TRANSIT RIDERSHIP, INCIDENT EFFECTS AND PUBLIC POLICY
operations - traffic, infrastructure - stop, ridership - commuting, organisation - management, mode - mass transit
Work stoppages, Transit riders, Transit management, Transit, Traffic mitigation, Time series analysis, Supply, Strikes, Ridership, Public transit, Public policy, Patronage (Transit ridership), Mitigation measures, Mitigation, Mass transit, Management, Local transit, Fuels, Fuel shortages

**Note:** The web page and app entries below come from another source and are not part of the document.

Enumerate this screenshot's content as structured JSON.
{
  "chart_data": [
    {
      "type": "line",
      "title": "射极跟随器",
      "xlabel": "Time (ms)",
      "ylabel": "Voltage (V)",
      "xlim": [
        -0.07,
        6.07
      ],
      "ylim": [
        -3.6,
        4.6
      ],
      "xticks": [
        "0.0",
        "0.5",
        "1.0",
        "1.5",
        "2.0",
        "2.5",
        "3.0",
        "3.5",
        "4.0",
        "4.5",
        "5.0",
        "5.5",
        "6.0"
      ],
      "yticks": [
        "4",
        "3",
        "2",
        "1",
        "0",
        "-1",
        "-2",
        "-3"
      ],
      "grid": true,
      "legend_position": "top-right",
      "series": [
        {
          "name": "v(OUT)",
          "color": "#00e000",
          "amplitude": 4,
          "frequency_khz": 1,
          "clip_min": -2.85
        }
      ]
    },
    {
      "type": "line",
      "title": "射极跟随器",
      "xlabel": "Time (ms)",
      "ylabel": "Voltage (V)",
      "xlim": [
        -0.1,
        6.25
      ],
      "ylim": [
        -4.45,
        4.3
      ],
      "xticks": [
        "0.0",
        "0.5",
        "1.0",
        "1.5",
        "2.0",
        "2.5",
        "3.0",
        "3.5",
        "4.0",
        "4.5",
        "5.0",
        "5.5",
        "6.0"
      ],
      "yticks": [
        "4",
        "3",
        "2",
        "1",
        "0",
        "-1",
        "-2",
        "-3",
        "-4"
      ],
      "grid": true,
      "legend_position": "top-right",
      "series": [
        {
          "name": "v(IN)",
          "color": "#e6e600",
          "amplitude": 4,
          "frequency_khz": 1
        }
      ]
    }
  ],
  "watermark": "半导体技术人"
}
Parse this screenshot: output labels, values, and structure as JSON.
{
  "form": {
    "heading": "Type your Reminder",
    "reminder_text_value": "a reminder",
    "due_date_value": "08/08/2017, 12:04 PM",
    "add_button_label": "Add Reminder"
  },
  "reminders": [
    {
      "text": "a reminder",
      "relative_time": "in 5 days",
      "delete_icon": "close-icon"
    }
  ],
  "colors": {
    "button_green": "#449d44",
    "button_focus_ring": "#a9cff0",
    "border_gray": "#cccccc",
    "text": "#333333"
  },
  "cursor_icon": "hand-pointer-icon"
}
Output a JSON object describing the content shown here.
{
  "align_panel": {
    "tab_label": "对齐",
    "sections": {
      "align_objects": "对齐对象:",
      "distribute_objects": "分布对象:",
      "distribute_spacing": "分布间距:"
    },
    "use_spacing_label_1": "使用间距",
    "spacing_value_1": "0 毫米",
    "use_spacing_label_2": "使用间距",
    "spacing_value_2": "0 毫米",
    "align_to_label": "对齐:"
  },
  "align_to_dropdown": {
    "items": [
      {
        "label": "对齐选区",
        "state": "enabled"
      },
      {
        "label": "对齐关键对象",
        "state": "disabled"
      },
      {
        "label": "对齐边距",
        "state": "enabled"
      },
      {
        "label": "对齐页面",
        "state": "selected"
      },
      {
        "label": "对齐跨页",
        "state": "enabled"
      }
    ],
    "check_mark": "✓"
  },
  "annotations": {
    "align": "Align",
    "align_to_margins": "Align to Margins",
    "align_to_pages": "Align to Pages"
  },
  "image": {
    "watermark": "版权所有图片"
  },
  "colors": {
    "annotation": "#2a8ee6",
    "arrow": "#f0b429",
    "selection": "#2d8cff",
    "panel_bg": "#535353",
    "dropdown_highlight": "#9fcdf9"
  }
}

Transit ridership and performance is significantly affected by incidents such as labor strikes, work stoppages and gasoline shortages. This paper discusses the behavioral implications of such phenomena, specifically with regard to modeling the effects of incidents on transit ridership using aggregate time-series data. The speed at which transit ridership recovers to preincident levels appears to be more directly a function of market competitiveness. Transit managers can respond to the threat of strikes through a variety of mitigation and adaptation techniques. These techniques and their long- and short-term effects on ridership are discussed in the context of the transit industry in the United States.
Ferguson, E. (1992). TRANSIT RIDERSHIP, INCIDENT EFFECTS AND PUBLIC POLICY, Transportation Research Part A: Policy and Practice, Volume 26, Issue 5, p. 393-407.